“Then we’d kick the fucking door down, take the shit and leave. It was a good day.” Blum chuckled. A man sitting at an adjacent table looked uncomfortable.
It wasn’t long before Blum woke up in his motel room, still alive despite his wish to die. He broke down.
“I heard a voice, clear as yours sitting next to me, that said, ‘Get help,’” Blum said. He opened up the phonebook and called a treatment center.
Checking into rehab, Blum was about 50 pounds lighter than when he started using, all the while thinking he “looked like Hercules.” His face was skeletal; his blood counts, liver and pancreas were “all out of whack.” The treatment center kept him on IV fluids for eight days.
And he was about to feel worse.
“Oh man, detox,” Blum said, shaking his head. He inhaled and sighed heavily. “Dude, you’re hot. You’re cold. You’re delusional. You’re hallucinating. You’re angry. You’re guilty.” He couldn’t sleep. He was miserable.
According to addiction counselor William Parrish of the Gateway Center in downtown Atlanta, this is why many addicts never come in for treatment, even if they want to. It’s the “fear of the withdrawal,” he said.
“It’s hell, dude,” Blum said. “It really is hell. At that point you don’t think it’s going to end. There’s no light at the end of the tunnel.”
For many addicts, he said, getting high is the more appealing option, even if they want to get clean. But for Blum, the discomfort was worth it.
“I was scared, I was ready to quit,” Blum said. “But you get to a point where you’re hollow, you’re empty.
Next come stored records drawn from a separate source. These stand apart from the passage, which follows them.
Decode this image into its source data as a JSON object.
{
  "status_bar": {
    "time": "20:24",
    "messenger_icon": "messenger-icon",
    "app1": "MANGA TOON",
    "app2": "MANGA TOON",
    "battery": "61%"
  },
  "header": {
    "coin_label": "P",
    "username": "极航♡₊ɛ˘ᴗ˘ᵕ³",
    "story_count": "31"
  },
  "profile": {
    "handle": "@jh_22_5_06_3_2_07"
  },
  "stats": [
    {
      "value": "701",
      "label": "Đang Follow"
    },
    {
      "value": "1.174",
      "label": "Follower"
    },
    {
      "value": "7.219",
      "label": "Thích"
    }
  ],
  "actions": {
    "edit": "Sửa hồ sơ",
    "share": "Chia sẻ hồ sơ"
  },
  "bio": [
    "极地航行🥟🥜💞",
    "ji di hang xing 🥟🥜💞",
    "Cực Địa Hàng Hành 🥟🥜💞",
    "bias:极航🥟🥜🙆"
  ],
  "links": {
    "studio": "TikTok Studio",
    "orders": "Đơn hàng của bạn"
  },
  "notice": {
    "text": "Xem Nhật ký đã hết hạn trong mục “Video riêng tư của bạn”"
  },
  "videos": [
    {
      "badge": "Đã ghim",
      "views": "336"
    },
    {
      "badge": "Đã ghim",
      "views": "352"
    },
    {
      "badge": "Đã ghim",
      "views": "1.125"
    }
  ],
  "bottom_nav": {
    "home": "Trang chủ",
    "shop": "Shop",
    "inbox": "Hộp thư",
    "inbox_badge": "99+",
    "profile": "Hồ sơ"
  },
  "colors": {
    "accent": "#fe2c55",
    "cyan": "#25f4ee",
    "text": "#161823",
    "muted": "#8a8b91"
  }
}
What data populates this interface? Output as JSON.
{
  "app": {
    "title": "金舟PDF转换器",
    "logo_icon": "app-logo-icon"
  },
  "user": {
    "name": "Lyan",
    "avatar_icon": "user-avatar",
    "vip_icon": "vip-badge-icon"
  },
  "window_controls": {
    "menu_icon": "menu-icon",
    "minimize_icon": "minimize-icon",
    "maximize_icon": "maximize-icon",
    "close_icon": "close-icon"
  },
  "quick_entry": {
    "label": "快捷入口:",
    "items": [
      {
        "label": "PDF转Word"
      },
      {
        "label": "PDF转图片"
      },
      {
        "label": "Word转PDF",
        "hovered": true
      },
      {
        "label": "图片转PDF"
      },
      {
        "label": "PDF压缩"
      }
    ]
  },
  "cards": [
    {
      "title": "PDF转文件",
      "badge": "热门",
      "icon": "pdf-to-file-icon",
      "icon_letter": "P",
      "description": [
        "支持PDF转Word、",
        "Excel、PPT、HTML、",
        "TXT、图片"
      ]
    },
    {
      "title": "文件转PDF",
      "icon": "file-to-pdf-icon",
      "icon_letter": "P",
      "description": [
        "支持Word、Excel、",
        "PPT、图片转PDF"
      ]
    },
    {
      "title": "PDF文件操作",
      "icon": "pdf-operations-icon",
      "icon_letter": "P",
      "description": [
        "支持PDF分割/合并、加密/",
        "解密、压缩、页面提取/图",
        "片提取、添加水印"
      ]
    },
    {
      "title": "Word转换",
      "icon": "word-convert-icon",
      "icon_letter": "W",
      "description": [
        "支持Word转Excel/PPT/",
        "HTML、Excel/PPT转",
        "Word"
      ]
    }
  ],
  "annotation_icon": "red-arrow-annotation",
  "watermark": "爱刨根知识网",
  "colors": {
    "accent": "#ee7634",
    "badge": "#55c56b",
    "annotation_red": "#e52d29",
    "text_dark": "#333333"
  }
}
I mean I was ready to die.”
He stayed in rehab for 74 days. He spent eight going through detox. The rest of the time Blum was in counseling. If he wanted to get clean and stay clean, he needed an attitude adjustment.
“I liked being angry,” he said. “My anger was my way of intimidating you.” But internally, Blum was scared to death.
Blum was lucky, but for those who choose to keep going, shooting heroin means risking their life every time they get high. In the life of a heroin user, “health conditions come from prolonged use,” Parrish said. According to the National Institute on Drug Abuse, dangers include “collapsed veins, infection of the heart lining and valves, abscesses, and liver or kidney disease.” Because heroin dealers routinely cut their product with any number of toxic chemicals or additives, users are also at risk of clogged blood vessels that could lead to permanent vital organ damage.
In the past, Parrish said, users progressed over a long period of time from snorting and smoking heroin to shooting up. But the majority of new heroin users — mainly white kids from the suburbs, he said — are going straight to the needle, shooting heroin intravenously, something Parrish said he had not seen before. Heroin is dangerous enough, but injecting intravenously presents its own set of unique dangers, he said.
“The primary transmission of HIV is through sharing syringes,” Parrish said. Dirty needles also expose heroin addicts to other blood-born diseases such as Hepatitis C and to physical risks such as skin abscesses from injecting under the skin rather than into a vein. But where do heroin users get clean needles?
A report in the Journal of the American Pharmaceutical Association says 10 states, including Georgia, prohibit pharmacists from selling syringes for “illegal purposes.” Heroin use clearly falls into this category. This has proven to be a “significant obstacle” to the public health goal of reducing the transmission of viral and bacterial infections. Without access to clean syringes from pharmacies, intravenous drug users are forced to either share and reuse needles or find a quasi-legal needle exchange.